— Dataset content —
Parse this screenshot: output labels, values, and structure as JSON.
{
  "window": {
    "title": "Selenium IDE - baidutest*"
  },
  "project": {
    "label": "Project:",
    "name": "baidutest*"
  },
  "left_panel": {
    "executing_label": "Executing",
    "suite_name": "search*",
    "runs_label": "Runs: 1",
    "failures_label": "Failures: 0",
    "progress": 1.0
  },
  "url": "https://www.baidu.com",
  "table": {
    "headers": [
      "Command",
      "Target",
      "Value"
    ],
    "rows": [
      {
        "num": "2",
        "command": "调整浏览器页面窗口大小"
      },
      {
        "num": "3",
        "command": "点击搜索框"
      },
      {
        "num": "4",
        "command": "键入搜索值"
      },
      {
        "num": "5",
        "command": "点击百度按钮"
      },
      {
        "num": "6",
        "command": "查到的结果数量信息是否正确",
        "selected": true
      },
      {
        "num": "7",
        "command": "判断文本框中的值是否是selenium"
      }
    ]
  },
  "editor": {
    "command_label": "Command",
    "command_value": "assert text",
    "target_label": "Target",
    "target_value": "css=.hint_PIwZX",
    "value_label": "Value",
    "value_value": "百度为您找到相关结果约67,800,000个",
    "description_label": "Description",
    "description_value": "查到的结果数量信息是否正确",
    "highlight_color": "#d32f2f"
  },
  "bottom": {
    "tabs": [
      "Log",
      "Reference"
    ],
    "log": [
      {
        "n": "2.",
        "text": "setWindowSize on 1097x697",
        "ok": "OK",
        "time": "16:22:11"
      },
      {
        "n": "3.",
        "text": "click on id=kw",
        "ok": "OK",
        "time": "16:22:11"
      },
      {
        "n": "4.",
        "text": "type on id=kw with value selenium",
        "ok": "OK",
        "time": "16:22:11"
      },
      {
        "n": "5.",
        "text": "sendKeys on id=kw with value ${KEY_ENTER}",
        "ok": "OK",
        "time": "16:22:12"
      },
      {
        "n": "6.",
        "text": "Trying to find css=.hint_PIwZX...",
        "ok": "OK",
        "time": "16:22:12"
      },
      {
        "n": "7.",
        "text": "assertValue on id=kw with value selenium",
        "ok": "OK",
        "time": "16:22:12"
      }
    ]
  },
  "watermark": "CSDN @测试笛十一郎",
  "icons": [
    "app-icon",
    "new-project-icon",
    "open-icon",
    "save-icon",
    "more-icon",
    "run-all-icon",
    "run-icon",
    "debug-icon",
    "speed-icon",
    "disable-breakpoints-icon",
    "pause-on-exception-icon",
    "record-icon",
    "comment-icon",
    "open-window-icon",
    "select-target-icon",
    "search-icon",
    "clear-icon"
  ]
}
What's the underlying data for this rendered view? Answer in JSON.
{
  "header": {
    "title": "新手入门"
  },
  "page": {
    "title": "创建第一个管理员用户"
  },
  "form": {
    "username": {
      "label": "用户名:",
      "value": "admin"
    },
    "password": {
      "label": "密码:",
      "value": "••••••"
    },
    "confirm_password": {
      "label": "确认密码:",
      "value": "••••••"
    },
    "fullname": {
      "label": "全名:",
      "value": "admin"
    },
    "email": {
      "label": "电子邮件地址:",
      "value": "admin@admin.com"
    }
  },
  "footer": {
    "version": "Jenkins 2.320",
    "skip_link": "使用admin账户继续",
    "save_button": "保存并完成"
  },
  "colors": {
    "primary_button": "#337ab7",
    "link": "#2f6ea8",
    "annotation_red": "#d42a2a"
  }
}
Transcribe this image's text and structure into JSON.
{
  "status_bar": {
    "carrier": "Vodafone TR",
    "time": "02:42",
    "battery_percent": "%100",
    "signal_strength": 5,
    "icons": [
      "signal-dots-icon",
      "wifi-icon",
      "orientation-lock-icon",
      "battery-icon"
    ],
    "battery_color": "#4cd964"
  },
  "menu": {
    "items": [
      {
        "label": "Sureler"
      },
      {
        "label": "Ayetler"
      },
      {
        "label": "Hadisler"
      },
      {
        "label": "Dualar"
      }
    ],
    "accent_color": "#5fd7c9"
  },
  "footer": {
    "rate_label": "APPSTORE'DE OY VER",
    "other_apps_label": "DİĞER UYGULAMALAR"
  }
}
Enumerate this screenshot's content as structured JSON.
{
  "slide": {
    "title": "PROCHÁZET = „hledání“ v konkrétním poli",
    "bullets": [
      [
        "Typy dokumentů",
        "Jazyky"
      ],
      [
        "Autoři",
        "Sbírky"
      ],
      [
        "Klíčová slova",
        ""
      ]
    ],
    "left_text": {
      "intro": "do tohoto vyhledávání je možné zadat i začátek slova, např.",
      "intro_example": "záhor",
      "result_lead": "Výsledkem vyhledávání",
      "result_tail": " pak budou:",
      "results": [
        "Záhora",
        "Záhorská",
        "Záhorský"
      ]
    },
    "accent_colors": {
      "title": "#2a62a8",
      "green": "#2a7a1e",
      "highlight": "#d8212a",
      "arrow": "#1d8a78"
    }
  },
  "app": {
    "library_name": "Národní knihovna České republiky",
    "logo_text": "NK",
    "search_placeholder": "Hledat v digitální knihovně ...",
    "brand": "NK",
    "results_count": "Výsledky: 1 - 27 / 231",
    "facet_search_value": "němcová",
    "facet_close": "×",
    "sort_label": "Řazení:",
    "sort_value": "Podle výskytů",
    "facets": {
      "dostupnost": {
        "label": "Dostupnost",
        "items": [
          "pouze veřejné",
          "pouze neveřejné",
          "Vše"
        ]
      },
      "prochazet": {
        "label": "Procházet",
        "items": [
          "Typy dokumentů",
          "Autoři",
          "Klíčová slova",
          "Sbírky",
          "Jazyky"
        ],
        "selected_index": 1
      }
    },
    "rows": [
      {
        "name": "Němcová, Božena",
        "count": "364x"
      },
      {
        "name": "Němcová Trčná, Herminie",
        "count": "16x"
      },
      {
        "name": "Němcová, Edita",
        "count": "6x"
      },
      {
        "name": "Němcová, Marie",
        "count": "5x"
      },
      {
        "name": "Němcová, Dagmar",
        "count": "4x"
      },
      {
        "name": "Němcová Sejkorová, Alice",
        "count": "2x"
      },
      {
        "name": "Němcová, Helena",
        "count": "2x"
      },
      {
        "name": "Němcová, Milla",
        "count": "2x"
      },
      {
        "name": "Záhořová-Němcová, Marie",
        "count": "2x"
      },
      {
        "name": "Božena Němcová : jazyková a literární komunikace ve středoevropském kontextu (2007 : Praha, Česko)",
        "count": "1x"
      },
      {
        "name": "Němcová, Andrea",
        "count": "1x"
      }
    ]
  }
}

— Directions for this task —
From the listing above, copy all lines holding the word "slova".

— Expected answer —
        "Klíčová slova",
      "intro": "do tohoto vyhledávání je možné zadat i začátek slova, např.",
          "Klíčová slova",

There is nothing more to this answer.